BEGIN

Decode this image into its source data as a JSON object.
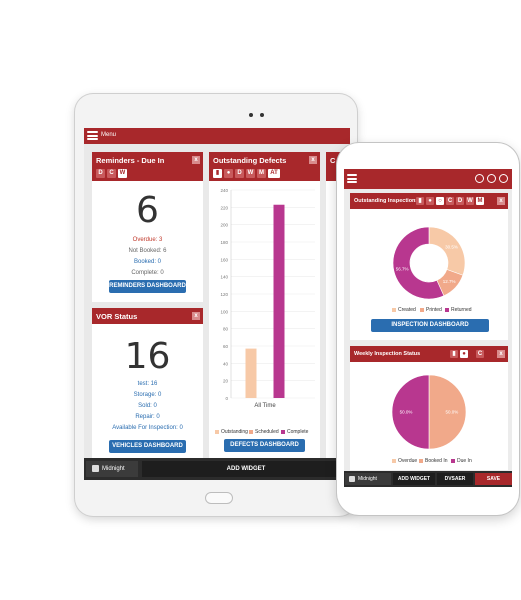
{
  "tablet": {
    "menu_label": "Menu",
    "reminders": {
      "title": "Reminders - Due In",
      "toolbar": [
        "D",
        "C",
        "W"
      ],
      "close": "x",
      "count": "6",
      "overdue": "Overdue: 3",
      "not_booked": "Not Booked: 6",
      "booked": "Booked: 0",
      "complete": "Complete: 0",
      "button": "REMINDERS DASHBOARD"
    },
    "vor": {
      "title": "VOR Status",
      "close": "x",
      "count": "16",
      "items": [
        "test: 16",
        "Storage: 0",
        "Sold: 0",
        "Repair: 0",
        "Available For Inspection: 0"
      ],
      "button": "VEHICLES DASHBOARD"
    },
    "defects": {
      "title": "Outstanding Defects",
      "toolbar": [
        "bar",
        "pie",
        "D",
        "W",
        "M",
        "AT"
      ],
      "close": "x",
      "button": "DEFECTS DASHBOARD"
    },
    "bottom": {
      "theme_label": "Midnight",
      "add_widget": "ADD WIDGET"
    }
  },
  "phone": {
    "inspections": {
      "title": "Outstanding Inspections",
      "toolbar": [
        "bar",
        "pie",
        "C",
        "D",
        "W",
        "M"
      ],
      "close": "x",
      "button": "INSPECTION DASHBOARD"
    },
    "weekly": {
      "title": "Weekly Inspection Status",
      "toolbar": [
        "bar",
        "pie",
        "C"
      ],
      "close": "x"
    },
    "bottom": {
      "theme_label": "Midnight",
      "add_widget": "ADD WIDGET",
      "dvsaer": "DVSAER",
      "save": "SAVE"
    }
  },
  "colors": {
    "brand_red": "#a8282b",
    "button_blue": "#2a6db0",
    "outstanding": "#f7c9a7",
    "scheduled": "#f1a98a",
    "complete": "#b8378f"
  },
  "chart_data": [
    {
      "type": "bar",
      "categories": [
        "All Time"
      ],
      "series": [
        {
          "name": "Outstanding",
          "values": [
            57
          ]
        },
        {
          "name": "Scheduled",
          "values": [
            0
          ]
        },
        {
          "name": "Complete",
          "values": [
            223
          ]
        }
      ],
      "yticks": [
        "0",
        "20",
        "40",
        "60",
        "80",
        "100",
        "120",
        "140",
        "160",
        "180",
        "200",
        "220",
        "240"
      ],
      "ylim": [
        0,
        240
      ]
    },
    {
      "type": "pie",
      "donut": true,
      "series": [
        {
          "name": "Created",
          "value": 30.5
        },
        {
          "name": "Printed",
          "value": 12.7
        },
        {
          "name": "Returned",
          "value": 56.7
        }
      ],
      "labels": [
        "30.5%",
        "12.7%",
        "56.7%"
      ]
    },
    {
      "type": "pie",
      "donut": false,
      "series": [
        {
          "name": "Overdue",
          "value": 0
        },
        {
          "name": "Booked In",
          "value": 50
        },
        {
          "name": "Due In",
          "value": 50
        }
      ],
      "labels": [
        "50.0%",
        "50.0%"
      ]
    }
  ]
}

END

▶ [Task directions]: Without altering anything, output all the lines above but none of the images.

▶ [Result of this exercise]:
Decode this image into its source data as a JSON object.
{
  "tablet": {
    "menu_label": "Menu",
    "reminders": {
      "title": "Reminders - Due In",
      "toolbar": [
        "D",
        "C",
        "W"
      ],
      "close": "x",
      "count": "6",
      "overdue": "Overdue: 3",
      "not_booked": "Not Booked: 6",
      "booked": "Booked: 0",
      "complete": "Complete: 0",
      "button": "REMINDERS DASHBOARD"
    },
    "vor": {
      "title": "VOR Status",
      "close": "x",
      "count": "16",
      "items": [
        "test: 16",
        "Storage: 0",
        "Sold: 0",
        "Repair: 0",
        "Available For Inspection: 0"
      ],
      "button": "VEHICLES DASHBOARD"
    },
    "defects": {
      "title": "Outstanding Defects",
      "toolbar": [
        "bar",
        "pie",
        "D",
        "W",
        "M",
        "AT"
      ],
      "close": "x",
      "button": "DEFECTS DASHBOARD"
    },
    "bottom": {
      "theme_label": "Midnight",
      "add_widget": "ADD WIDGET"
    }
  },
  "phone": {
    "inspections": {
      "title": "Outstanding Inspections",
      "toolbar": [
        "bar",
        "pie",
        "C",
        "D",
        "W",
        "M"
      ],
      "close": "x",
      "button": "INSPECTION DASHBOARD"
    },
    "weekly": {
      "title": "Weekly Inspection Status",
      "toolbar": [
        "bar",
        "pie",
        "C"
      ],
      "close": "x"
    },
    "bottom": {
      "theme_label": "Midnight",
      "add_widget": "ADD WIDGET",
      "dvsaer": "DVSAER",
      "save": "SAVE"
    }
  },
  "colors": {
    "brand_red": "#a8282b",
    "button_blue": "#2a6db0",
    "outstanding": "#f7c9a7",
    "scheduled": "#f1a98a",
    "complete": "#b8378f"
  },
  "chart_data": [
    {
      "type": "bar",
      "categories": [
        "All Time"
      ],
      "series": [
        {
          "name": "Outstanding",
          "values": [
            57
          ]
        },
        {
          "name": "Scheduled",
          "values": [
            0
          ]
        },
        {
          "name": "Complete",
          "values": [
            223
          ]
        }
      ],
      "yticks": [
        "0",
        "20",
        "40",
        "60",
        "80",
        "100",
        "120",
        "140",
        "160",
        "180",
        "200",
        "220",
        "240"
      ],
      "ylim": [
        0,
        240
      ]
    },
    {
      "type": "pie",
      "donut": true,
      "series": [
        {
          "name": "Created",
          "value": 30.5
        },
        {
          "name": "Printed",
          "value": 12.7
        },
        {
          "name": "Returned",
          "value": 56.7
        }
      ],
      "labels": [
        "30.5%",
        "12.7%",
        "56.7%"
      ]
    },
    {
      "type": "pie",
      "donut": false,
      "series": [
        {
          "name": "Overdue",
          "value": 0
        },
        {
          "name": "Booked In",
          "value": 50
        },
        {
          "name": "Due In",
          "value": 50
        }
      ],
      "labels": [
        "50.0%",
        "50.0%"
      ]
    }
  ]
}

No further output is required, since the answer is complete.